=== EXERCISE AIM ===
From the entries below, copy every line holding the word "JSON".
----- EXTRACTED INFORMATION -----
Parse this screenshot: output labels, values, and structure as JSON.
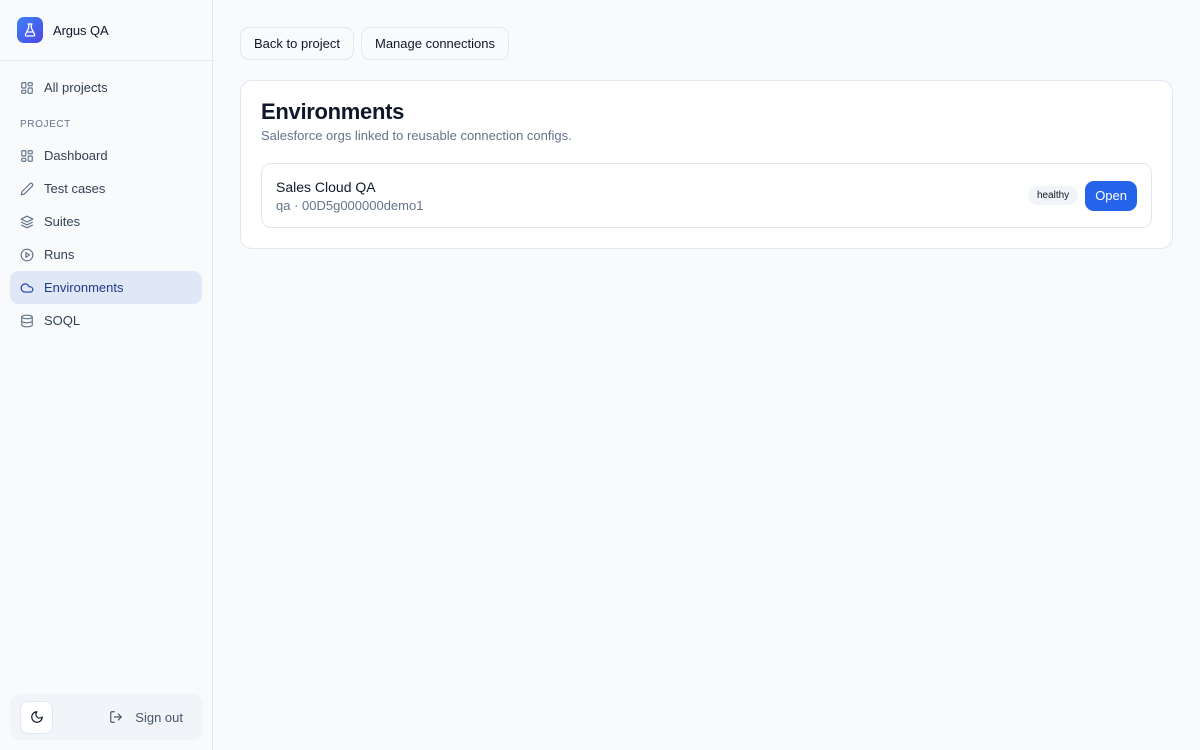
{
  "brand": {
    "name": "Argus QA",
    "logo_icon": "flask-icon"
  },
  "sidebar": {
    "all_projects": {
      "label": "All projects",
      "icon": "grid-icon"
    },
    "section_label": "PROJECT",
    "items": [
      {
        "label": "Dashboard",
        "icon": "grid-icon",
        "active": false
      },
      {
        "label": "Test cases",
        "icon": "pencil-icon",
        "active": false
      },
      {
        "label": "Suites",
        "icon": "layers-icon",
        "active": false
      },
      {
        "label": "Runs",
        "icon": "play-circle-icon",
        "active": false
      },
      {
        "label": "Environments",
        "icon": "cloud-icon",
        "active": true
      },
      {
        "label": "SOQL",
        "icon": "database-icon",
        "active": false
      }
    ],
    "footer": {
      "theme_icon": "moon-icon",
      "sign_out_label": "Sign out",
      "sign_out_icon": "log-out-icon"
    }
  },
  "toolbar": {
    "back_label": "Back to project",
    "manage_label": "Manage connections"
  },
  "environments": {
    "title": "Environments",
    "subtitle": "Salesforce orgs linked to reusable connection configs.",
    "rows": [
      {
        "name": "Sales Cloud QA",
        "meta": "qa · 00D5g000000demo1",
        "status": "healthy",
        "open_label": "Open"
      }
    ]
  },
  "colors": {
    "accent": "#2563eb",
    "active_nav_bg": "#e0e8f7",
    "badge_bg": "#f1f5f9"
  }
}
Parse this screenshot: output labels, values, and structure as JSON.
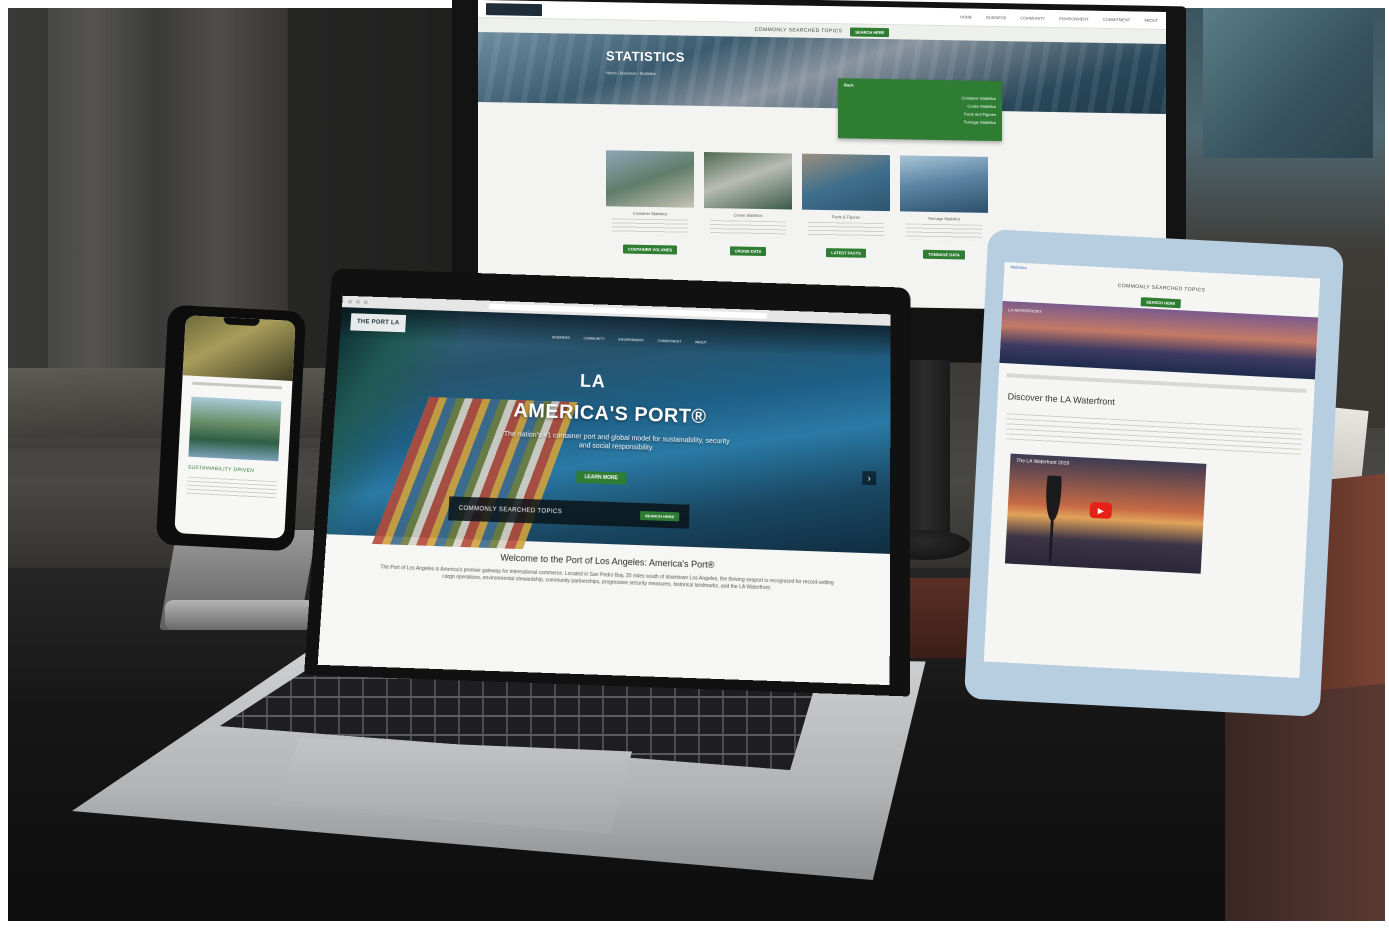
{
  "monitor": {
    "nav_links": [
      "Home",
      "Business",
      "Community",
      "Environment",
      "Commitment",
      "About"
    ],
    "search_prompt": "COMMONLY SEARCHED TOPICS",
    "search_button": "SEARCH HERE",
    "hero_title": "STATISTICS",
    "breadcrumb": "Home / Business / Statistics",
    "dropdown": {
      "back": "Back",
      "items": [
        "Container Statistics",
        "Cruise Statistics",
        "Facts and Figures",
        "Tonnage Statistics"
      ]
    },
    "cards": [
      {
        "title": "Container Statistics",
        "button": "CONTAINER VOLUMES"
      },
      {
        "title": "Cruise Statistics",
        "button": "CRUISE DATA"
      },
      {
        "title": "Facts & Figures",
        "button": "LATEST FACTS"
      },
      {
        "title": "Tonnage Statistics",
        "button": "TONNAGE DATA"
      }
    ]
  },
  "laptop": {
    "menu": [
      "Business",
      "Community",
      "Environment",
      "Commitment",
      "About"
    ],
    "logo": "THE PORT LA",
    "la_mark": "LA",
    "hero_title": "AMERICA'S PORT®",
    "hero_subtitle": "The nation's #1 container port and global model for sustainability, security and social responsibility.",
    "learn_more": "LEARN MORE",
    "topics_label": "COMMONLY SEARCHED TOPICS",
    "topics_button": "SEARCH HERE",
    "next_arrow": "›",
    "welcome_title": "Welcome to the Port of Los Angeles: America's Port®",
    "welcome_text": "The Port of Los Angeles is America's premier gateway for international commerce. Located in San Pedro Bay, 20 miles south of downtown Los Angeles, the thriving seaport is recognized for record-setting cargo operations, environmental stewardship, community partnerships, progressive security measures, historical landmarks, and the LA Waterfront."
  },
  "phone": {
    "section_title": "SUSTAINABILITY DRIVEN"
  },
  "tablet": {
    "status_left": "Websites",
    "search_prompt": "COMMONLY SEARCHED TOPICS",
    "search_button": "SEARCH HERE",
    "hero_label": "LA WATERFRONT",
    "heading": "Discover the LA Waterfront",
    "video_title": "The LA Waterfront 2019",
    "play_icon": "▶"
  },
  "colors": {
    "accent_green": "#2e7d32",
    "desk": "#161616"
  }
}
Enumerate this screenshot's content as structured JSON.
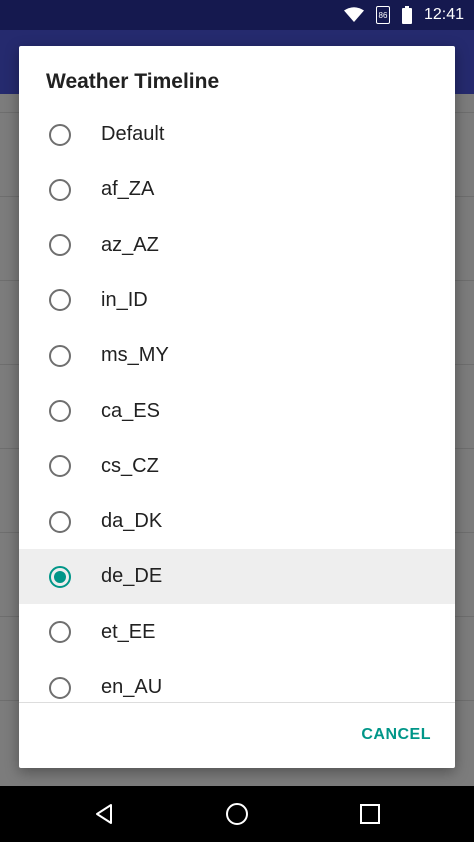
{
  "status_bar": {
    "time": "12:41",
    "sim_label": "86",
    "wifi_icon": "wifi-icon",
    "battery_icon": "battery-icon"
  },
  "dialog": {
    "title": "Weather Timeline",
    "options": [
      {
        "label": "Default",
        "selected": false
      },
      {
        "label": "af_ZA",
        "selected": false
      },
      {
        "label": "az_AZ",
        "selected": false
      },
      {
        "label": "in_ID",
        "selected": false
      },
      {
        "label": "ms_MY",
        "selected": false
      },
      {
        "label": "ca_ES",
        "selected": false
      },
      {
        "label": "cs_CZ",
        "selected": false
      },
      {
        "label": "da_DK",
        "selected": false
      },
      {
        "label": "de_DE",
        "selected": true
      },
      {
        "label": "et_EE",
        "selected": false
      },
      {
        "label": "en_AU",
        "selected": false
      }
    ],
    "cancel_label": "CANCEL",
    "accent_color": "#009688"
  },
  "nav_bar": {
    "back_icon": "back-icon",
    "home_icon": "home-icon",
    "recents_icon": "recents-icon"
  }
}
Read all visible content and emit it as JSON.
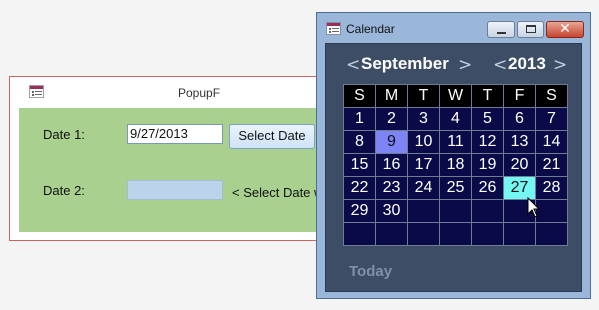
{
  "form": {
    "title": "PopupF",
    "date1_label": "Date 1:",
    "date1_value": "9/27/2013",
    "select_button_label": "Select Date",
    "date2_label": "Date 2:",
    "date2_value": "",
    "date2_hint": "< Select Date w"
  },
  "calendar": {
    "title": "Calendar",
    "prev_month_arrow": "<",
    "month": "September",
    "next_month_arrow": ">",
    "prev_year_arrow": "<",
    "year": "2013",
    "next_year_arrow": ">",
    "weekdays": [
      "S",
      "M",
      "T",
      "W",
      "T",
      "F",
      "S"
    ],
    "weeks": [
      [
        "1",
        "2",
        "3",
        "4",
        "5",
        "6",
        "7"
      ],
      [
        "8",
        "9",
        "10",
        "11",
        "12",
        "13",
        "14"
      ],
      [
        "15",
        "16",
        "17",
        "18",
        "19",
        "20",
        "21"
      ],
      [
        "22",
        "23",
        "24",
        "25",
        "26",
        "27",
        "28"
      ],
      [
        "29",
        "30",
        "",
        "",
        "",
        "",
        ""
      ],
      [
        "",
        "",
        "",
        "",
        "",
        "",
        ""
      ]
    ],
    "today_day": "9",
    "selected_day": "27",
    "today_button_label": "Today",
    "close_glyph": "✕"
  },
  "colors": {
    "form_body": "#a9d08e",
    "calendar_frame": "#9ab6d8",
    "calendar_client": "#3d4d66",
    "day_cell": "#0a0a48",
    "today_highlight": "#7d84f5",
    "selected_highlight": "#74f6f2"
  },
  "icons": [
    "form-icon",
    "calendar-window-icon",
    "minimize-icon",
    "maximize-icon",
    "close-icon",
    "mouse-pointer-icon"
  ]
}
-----
=== OUTPUT ===
Parse this screenshot: output labels, values, and structure as JSON.
Parse this screenshot: output labels, values, and structure as JSON.
Enumerate this screenshot's content as structured JSON.
Read all visible content and emit it as JSON.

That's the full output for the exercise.